Charlotte has drawn a shape with an
area of 12 square units. Which two shapes have an area that
is different from Charlotte’s shape?
Charlotte has drawn this shape. And we’re told her shape has an
area of 12 square units. So Charlotte’s shape covers 12
squares on the grid. This is how much space her shape
takes up. We’re shown another three shapes:
shape one, shape two, and shape three. We have to choose the two shapes
that have an area that is different from Charlotte’s shape. In other words, we have to find two
shapes that do not have an area of 12 square units.
To find the area of each shape, we
just need to count the number of square units it covers. Let’s start with shape one. Here’s two squares, and another
three makes five squares. Five and two more is seven, and one
more makes eight. Now we need to count the
triangles. Each of these triangles is half a
square. So if we put two halves together,
we’ll make one whole square. So if we put these two halves
together, we’ll have nine squares.
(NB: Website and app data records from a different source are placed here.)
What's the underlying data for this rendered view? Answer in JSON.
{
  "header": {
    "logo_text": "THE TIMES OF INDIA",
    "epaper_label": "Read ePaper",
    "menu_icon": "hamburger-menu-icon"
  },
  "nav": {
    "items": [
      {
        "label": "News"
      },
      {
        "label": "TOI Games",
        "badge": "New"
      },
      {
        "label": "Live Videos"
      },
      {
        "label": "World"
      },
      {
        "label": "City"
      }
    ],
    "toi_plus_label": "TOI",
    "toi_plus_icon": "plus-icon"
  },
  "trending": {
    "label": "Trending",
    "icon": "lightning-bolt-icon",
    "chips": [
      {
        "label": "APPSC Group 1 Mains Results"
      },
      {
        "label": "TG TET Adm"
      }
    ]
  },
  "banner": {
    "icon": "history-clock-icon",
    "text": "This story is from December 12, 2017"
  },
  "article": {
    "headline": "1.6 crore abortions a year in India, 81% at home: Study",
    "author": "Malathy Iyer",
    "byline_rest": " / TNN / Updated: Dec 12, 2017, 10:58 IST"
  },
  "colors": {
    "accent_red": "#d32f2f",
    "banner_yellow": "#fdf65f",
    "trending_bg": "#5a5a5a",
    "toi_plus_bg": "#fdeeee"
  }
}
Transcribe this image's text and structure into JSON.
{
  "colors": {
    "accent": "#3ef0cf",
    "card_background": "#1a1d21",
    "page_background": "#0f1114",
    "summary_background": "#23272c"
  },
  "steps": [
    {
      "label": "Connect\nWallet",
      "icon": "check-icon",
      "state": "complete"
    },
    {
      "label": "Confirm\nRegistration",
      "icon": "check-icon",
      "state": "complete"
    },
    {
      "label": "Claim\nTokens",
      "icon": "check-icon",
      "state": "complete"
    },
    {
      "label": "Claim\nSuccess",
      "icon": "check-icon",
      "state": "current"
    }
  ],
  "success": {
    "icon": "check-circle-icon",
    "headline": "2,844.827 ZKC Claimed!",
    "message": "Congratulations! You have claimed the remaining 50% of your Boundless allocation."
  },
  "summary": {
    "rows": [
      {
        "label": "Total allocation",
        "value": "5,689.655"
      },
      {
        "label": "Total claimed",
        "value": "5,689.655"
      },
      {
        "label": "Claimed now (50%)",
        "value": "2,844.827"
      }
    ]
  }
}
These two halves make another whole
square, which makes 10. Two more halves makes 11
squares. And we’ve got a half left over. So the area of shape one is 11 and
a half square units.
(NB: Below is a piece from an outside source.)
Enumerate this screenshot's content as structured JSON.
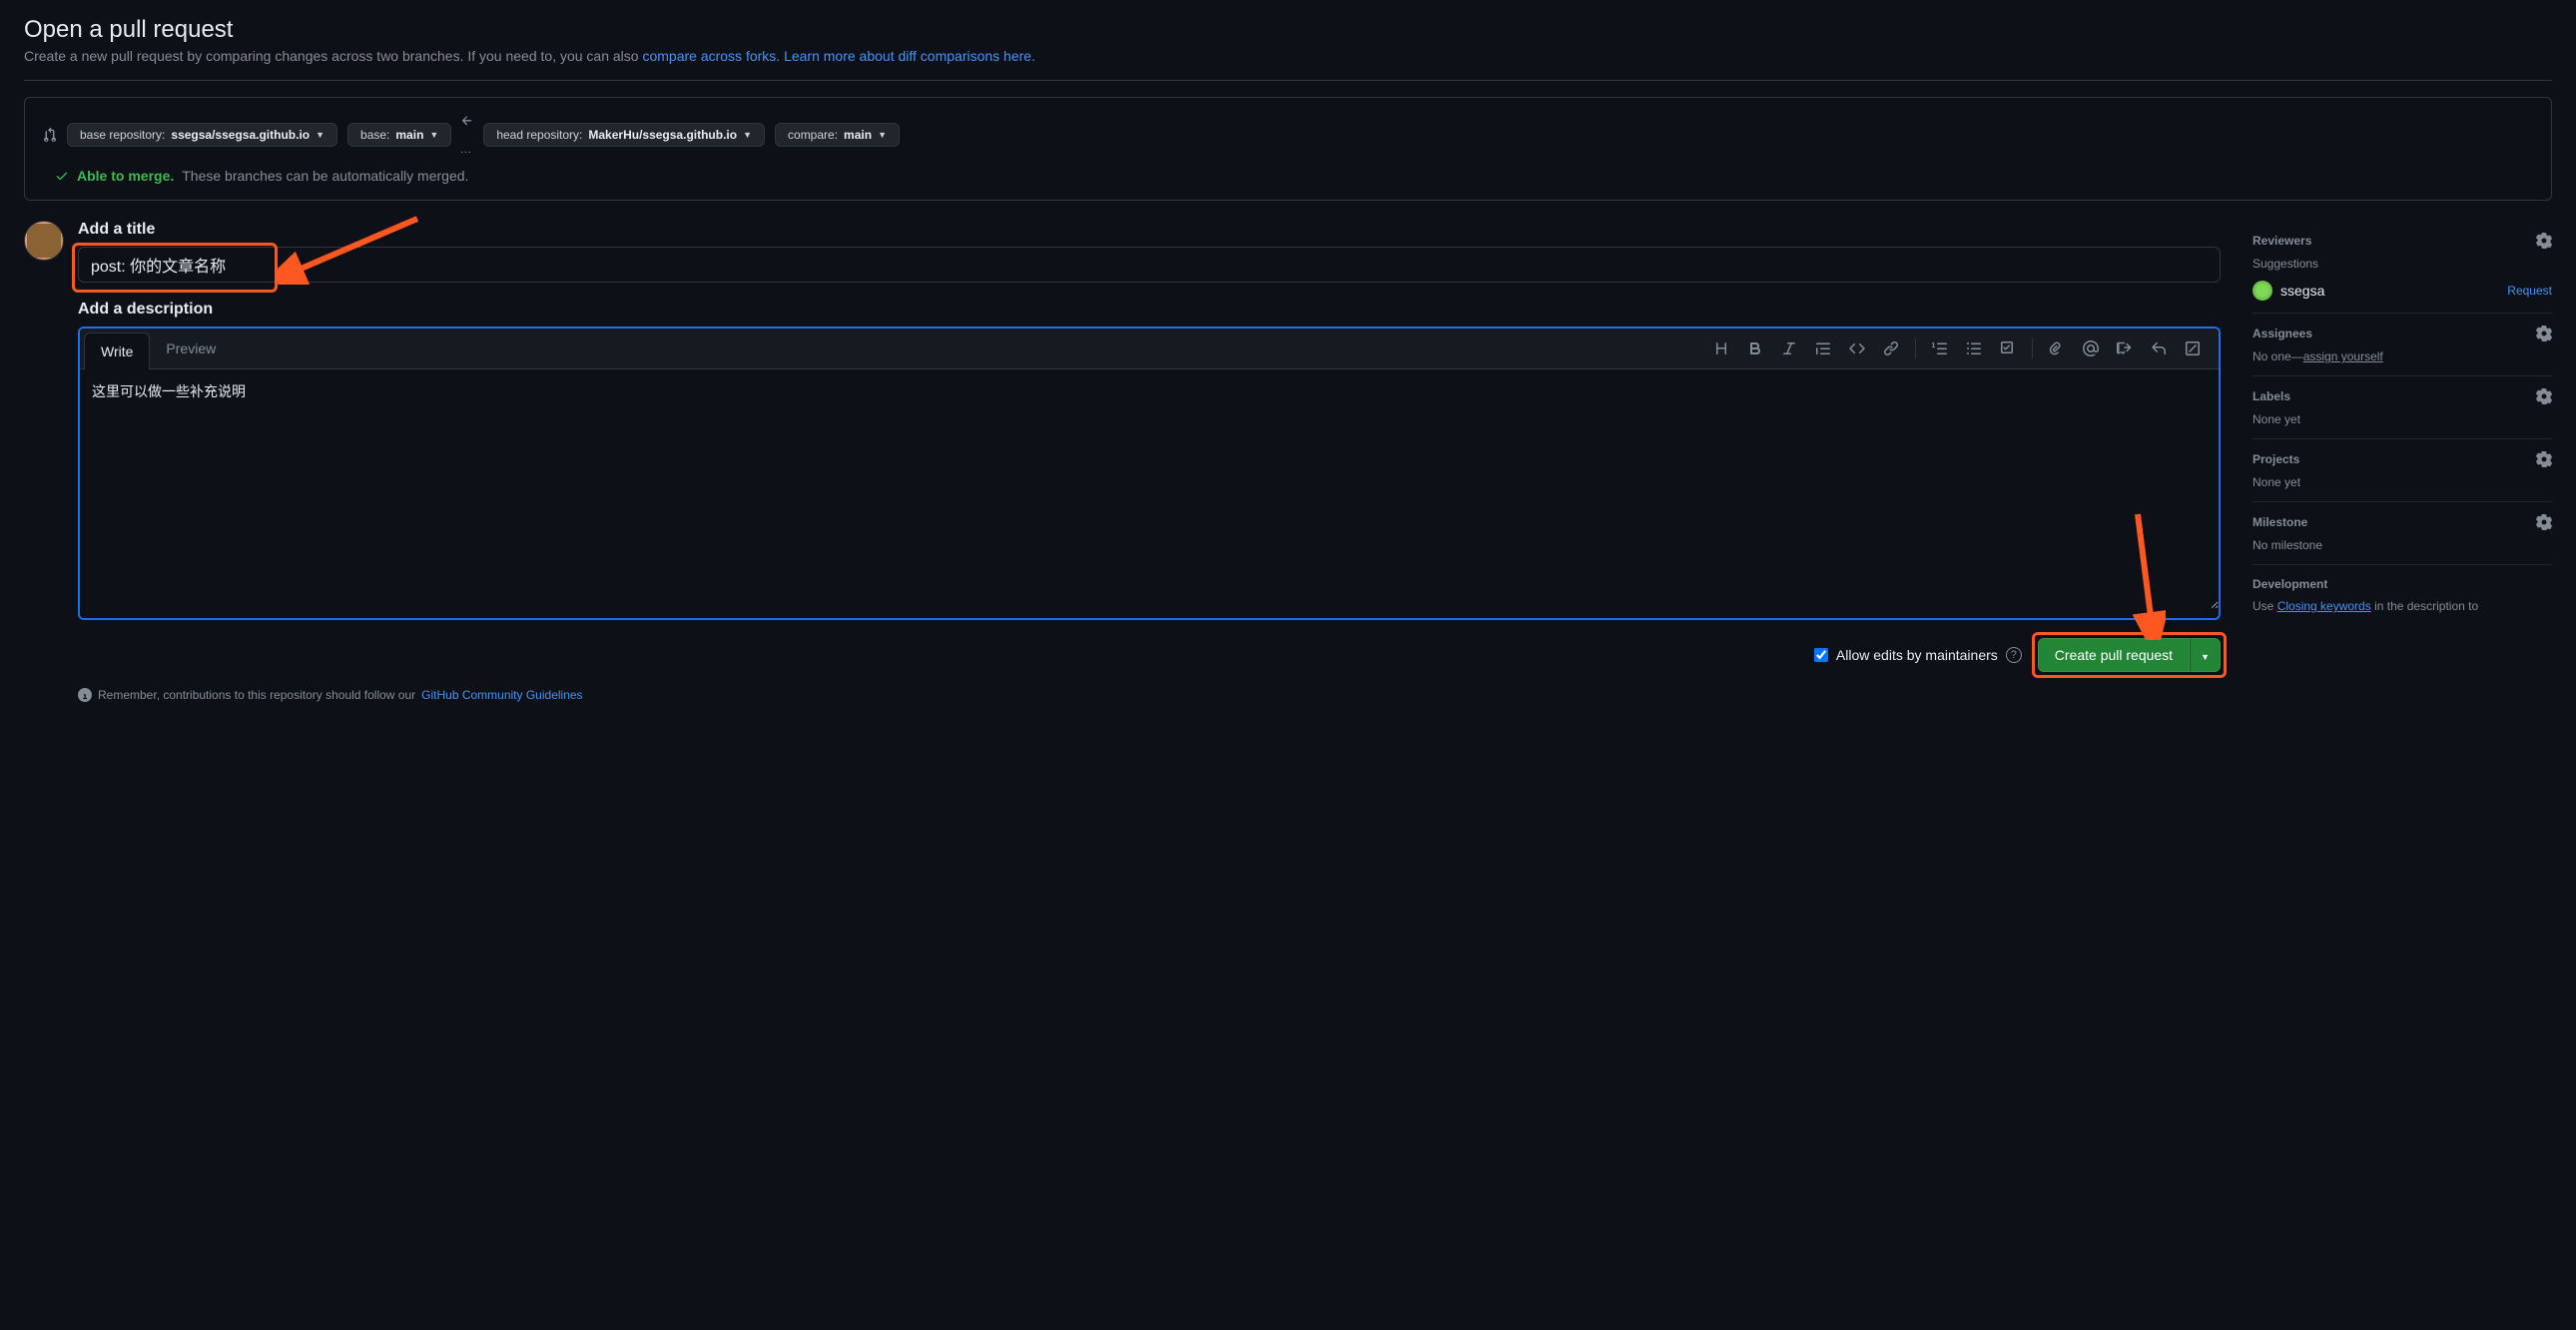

We know that Charlotte’s shape has
an area of 12 square units. So we know that shape one has an
area which is different to Charlotte’s shape. Now we just need to find our second
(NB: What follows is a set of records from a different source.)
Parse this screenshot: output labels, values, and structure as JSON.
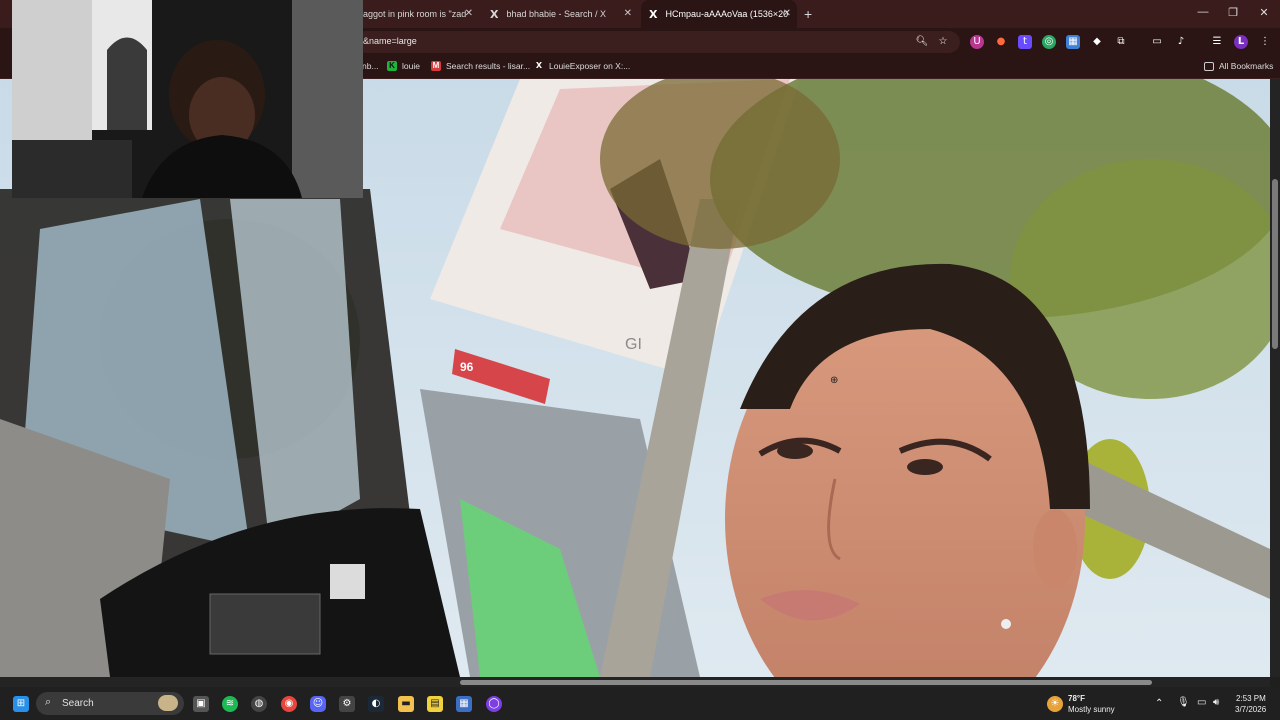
{
  "browser": {
    "tabs": [
      {
        "label": "aggot in pink room is \"zad",
        "active": false
      },
      {
        "label": "bhad bhabie - Search / X",
        "active": false
      },
      {
        "label": "HCmpau-aAAAoVaa (1536×20",
        "active": true
      }
    ],
    "new_tab_label": "+",
    "url": "&name=large",
    "profile_initial": "L",
    "bookmarks": [
      {
        "label": "nb..."
      },
      {
        "label": "louie"
      },
      {
        "label": "Search results - lisar..."
      },
      {
        "label": "LouieExposer on X:..."
      }
    ],
    "all_bookmarks_label": "All Bookmarks"
  },
  "taskbar": {
    "search_label": "Search",
    "weather_temp": "78°F",
    "weather_desc": "Mostly sunny",
    "time": "2:53 PM",
    "date": "3/7/2026"
  },
  "content": {
    "billboard_text": "GI",
    "sign_text": "96"
  },
  "colors": {
    "tab_strip": "#3a1c1c",
    "toolbar": "#2a1414",
    "taskbar": "#202020",
    "profile_badge": "#7b2fbe"
  }
}
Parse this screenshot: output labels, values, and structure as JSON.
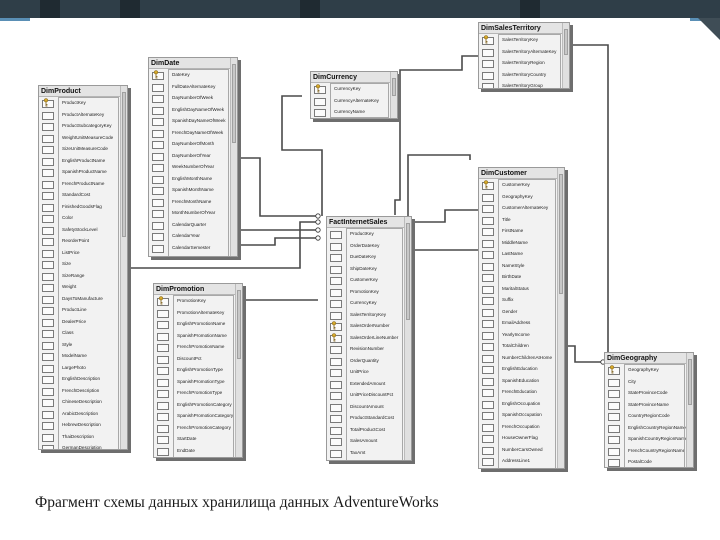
{
  "caption": "Фрагмент схемы данных хранилища данных AdventureWorks",
  "tables": [
    {
      "id": "dim-product",
      "name": "DimProduct",
      "key_columns": [
        "ProductKey"
      ],
      "columns": [
        "ProductKey",
        "ProductAlternateKey",
        "ProductSubcategoryKey",
        "WeightUnitMeasureCode",
        "SizeUnitMeasureCode",
        "EnglishProductName",
        "SpanishProductName",
        "FrenchProductName",
        "StandardCost",
        "FinishedGoodsFlag",
        "Color",
        "SafetyStockLevel",
        "ReorderPoint",
        "ListPrice",
        "Size",
        "SizeRange",
        "Weight",
        "DaysToManufacture",
        "ProductLine",
        "DealerPrice",
        "Class",
        "Style",
        "ModelName",
        "LargePhoto",
        "EnglishDescription",
        "FrenchDescription",
        "ChineseDescription",
        "ArabicDescription",
        "HebrewDescription",
        "ThaiDescription",
        "GermanDescription",
        "JapaneseDescription",
        "TurkishDescription",
        "StartDate"
      ]
    },
    {
      "id": "dim-date",
      "name": "DimDate",
      "key_columns": [
        "DateKey"
      ],
      "columns": [
        "DateKey",
        "FullDateAlternateKey",
        "DayNumberOfWeek",
        "EnglishDayNameOfWeek",
        "SpanishDayNameOfWeek",
        "FrenchDayNameOfWeek",
        "DayNumberOfMonth",
        "DayNumberOfYear",
        "WeekNumberOfYear",
        "EnglishMonthName",
        "SpanishMonthName",
        "FrenchMonthName",
        "MonthNumberOfYear",
        "CalendarQuarter",
        "CalendarYear",
        "CalendarSemester",
        "FiscalQuarter",
        "FiscalYear"
      ]
    },
    {
      "id": "dim-currency",
      "name": "DimCurrency",
      "key_columns": [
        "CurrencyKey"
      ],
      "columns": [
        "CurrencyKey",
        "CurrencyAlternateKey",
        "CurrencyName"
      ]
    },
    {
      "id": "dim-sales-territory",
      "name": "DimSalesTerritory",
      "key_columns": [
        "SalesTerritoryKey"
      ],
      "columns": [
        "SalesTerritoryKey",
        "SalesTerritoryAlternateKey",
        "SalesTerritoryRegion",
        "SalesTerritoryCountry",
        "SalesTerritoryGroup"
      ]
    },
    {
      "id": "fact-internet-sales",
      "name": "FactInternetSales",
      "key_columns": [
        "SalesOrderNumber",
        "SalesOrderLineNumber"
      ],
      "columns": [
        "ProductKey",
        "OrderDateKey",
        "DueDateKey",
        "ShipDateKey",
        "CustomerKey",
        "PromotionKey",
        "CurrencyKey",
        "SalesTerritoryKey",
        "SalesOrderNumber",
        "SalesOrderLineNumber",
        "RevisionNumber",
        "OrderQuantity",
        "UnitPrice",
        "ExtendedAmount",
        "UnitPriceDiscountPct",
        "DiscountAmount",
        "ProductStandardCost",
        "TotalProductCost",
        "SalesAmount",
        "TaxAmt",
        "Freight",
        "CarrierTrackingNumber"
      ]
    },
    {
      "id": "dim-promotion",
      "name": "DimPromotion",
      "key_columns": [
        "PromotionKey"
      ],
      "columns": [
        "PromotionKey",
        "PromotionAlternateKey",
        "EnglishPromotionName",
        "SpanishPromotionName",
        "FrenchPromotionName",
        "DiscountPct",
        "EnglishPromotionType",
        "SpanishPromotionType",
        "FrenchPromotionType",
        "EnglishPromotionCategory",
        "SpanishPromotionCategory",
        "FrenchPromotionCategory",
        "StartDate",
        "EndDate",
        "MinQty",
        "MaxQty"
      ]
    },
    {
      "id": "dim-customer",
      "name": "DimCustomer",
      "key_columns": [
        "CustomerKey"
      ],
      "columns": [
        "CustomerKey",
        "GeographyKey",
        "CustomerAlternateKey",
        "Title",
        "FirstName",
        "MiddleName",
        "LastName",
        "NameStyle",
        "BirthDate",
        "MaritalStatus",
        "Suffix",
        "Gender",
        "EmailAddress",
        "YearlyIncome",
        "TotalChildren",
        "NumberChildrenAtHome",
        "EnglishEducation",
        "SpanishEducation",
        "FrenchEducation",
        "EnglishOccupation",
        "SpanishOccupation",
        "FrenchOccupation",
        "HouseOwnerFlag",
        "NumberCarsOwned",
        "AddressLine1",
        "AddressLine2",
        "Phone",
        "DateFirstPurchase"
      ]
    },
    {
      "id": "dim-geography",
      "name": "DimGeography",
      "key_columns": [
        "GeographyKey"
      ],
      "columns": [
        "GeographyKey",
        "City",
        "StateProvinceCode",
        "StateProvinceName",
        "CountryRegionCode",
        "EnglishCountryRegionName",
        "SpanishCountryRegionName",
        "FrenchCountryRegionName",
        "PostalCode",
        "SalesTerritoryKey"
      ]
    }
  ]
}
shape. What’s the area of shape two? Let’s count the number of
squares. One plus three makes four, five,
six, seven. Two more than seven is nine. Another two makes 11. 12, 13, 14. So the area of shape two is 14
square units. This is the second shape that has
an area different from Charlotte’s shape, because the area of Charlotte’s shape is
12 square units. The two shapes that have an area
different from Charlotte’s shape are shape one and shape two.